Improvement and enhancement
It is envisaged that small-scale development and refurbishment will take place from time to time. The main aim of the designation of a conservation area is to ensure that the character and quality of both the buildings and the spaces between them is retained and even enhanced.
As with all conservation areas, attention must be paid to maintaining harmony with regard to building heights, proportion of walls and their openings for windows and doors, and the type and colour of building materials. Repair of the existing is preferable, but when replacements are necessary owners of properties will be encouraged to replace like-for-like.
Repairs to walls and roofs may inevitably involve some new bricks, slate or tile which should match the existing. Artificial materials such as Upvc for windows or concrete for walls will not be encouraged, and the painting of brick or stone masonry is considered to be inappropriate and also conducive to rapid deterioration behind the paint.
Walls are generally red or orange-red brick with dressings in stone, moulded brick or a contrasting colour of brick.

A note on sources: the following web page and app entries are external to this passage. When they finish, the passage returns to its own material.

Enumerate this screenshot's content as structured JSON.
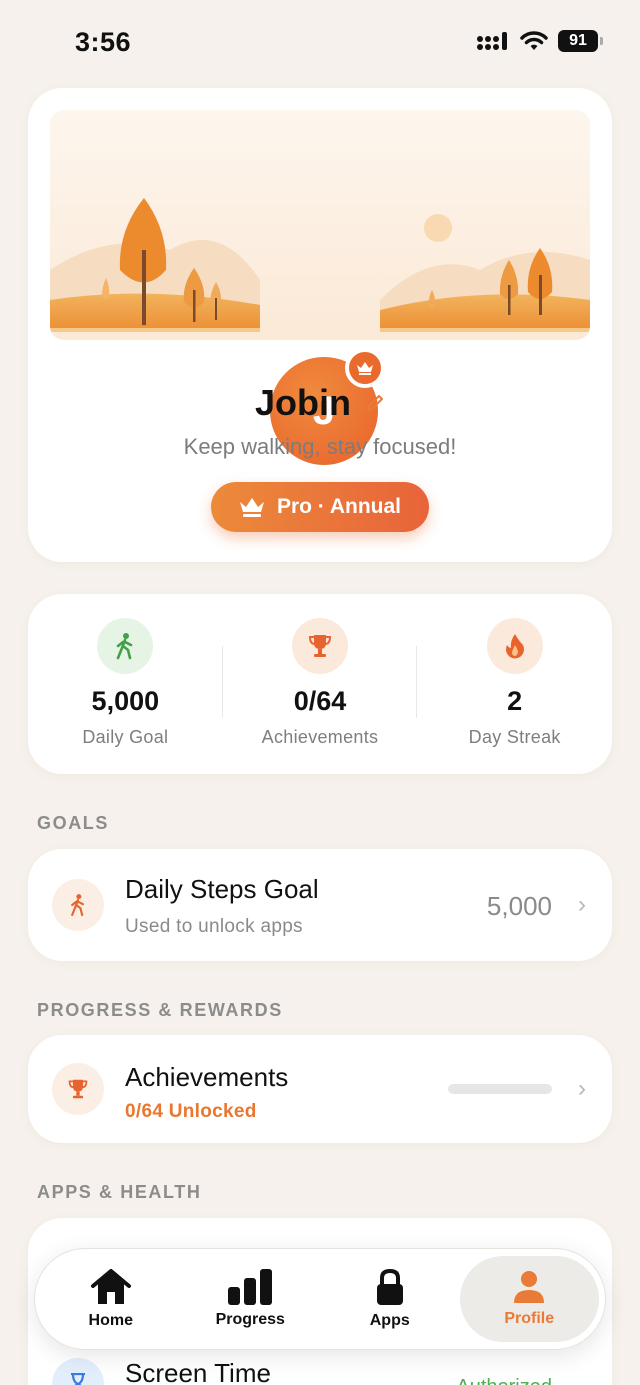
{
  "status_bar": {
    "time": "3:56",
    "battery": "91"
  },
  "profile": {
    "initial": "J",
    "name": "Jobin",
    "tagline": "Keep walking, stay focused!",
    "plan_label": "Pro · Annual"
  },
  "stats": [
    {
      "value": "5,000",
      "label": "Daily Goal",
      "icon": "walking-icon"
    },
    {
      "value": "0/64",
      "label": "Achievements",
      "icon": "trophy-icon"
    },
    {
      "value": "2",
      "label": "Day Streak",
      "icon": "flame-icon"
    }
  ],
  "sections": {
    "goals": "GOALS",
    "progress_rewards": "PROGRESS & REWARDS",
    "apps_health": "APPS & HEALTH"
  },
  "goals": {
    "title": "Daily Steps Goal",
    "subtitle": "Used to unlock apps",
    "value": "5,000"
  },
  "achievements": {
    "title": "Achievements",
    "subtitle": "0/64 Unlocked",
    "progress": 0
  },
  "apps_health": {
    "screen_time_title": "Screen Time",
    "screen_time_status": "Authorized"
  },
  "tab_bar": {
    "tabs": [
      {
        "label": "Home",
        "icon": "home-icon"
      },
      {
        "label": "Progress",
        "icon": "bar-chart-icon"
      },
      {
        "label": "Apps",
        "icon": "lock-icon"
      },
      {
        "label": "Profile",
        "icon": "person-icon"
      }
    ],
    "active": "Profile"
  },
  "colors": {
    "accent": "#ea7a38",
    "background": "#f6f1ec",
    "success": "#4caf50"
  }
}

The contrast is subtle, and restraint should be exercised where replacements are to be incorporated.
Roofs are predominantly blue slate on the Victorian houses and plain red tile on the Edwardian properties, and these materials should be used when replacements are needed. Some houses have decorative fins on the ridge tiles and those should be matched if replaced.
When windows are renewed, they should follow the pattern of the originals they replace. Where originals have been replaced by inappropriate substitutions, the opportunity should be taken to research the original design and replace with the appropriate form. The openings are almost always vertical in proportion, usually with the top light, and sometimes the lower one as well, subdivided by vertical glazing bars called mullions.
The frames should be made from moulded timber sections and set in the same plane as the originals. In new development proposals, windows should be set back at least one brick depth from the front face of the wall, to emphasise its three-dimensional quality.
Where boundary treatments are being renovated, walls should be constructed in brick with moulded brick copings, preferably matching the originals, and with recessed panels where appropriate. Some walls, especially those surrounding older properties, are stone and these should be matched with new or second-hand stone where possible.
Advice should be sought from North Area Team to establish whether or not planning permission is required for this work. Existing frontage walls vary considerably in height, especially as some are already replacements of original boundary treatments.
Hedges can increase the effective height of a wall. In some instances, hedges or fences occur without a wall, which may be due to the wall collapsing and not being replaced.
Throughout the conservation area the aim is to maintain walls of a reasonably consistent nature, but not necessarily all identical. Fences, which are rare in Rushford Park, will not be encouraged as they are generally 'patch-up' measures and are not consistent with the character of the area.
In cases where renewal is contemplated, gate piers should be rebuilt in stone, or brick with moulded brick copings to match the walls, rather than being replaced with concrete or timber.
The original street lamps would have been cast iron, and all have been replaced by modern concrete poles. In the unlikely event of funding becoming available, the opportunity might be taken to reinstate street furniture replicating the originals, including seating, street signs and litter bins, in order to re-create some of the former character of the area.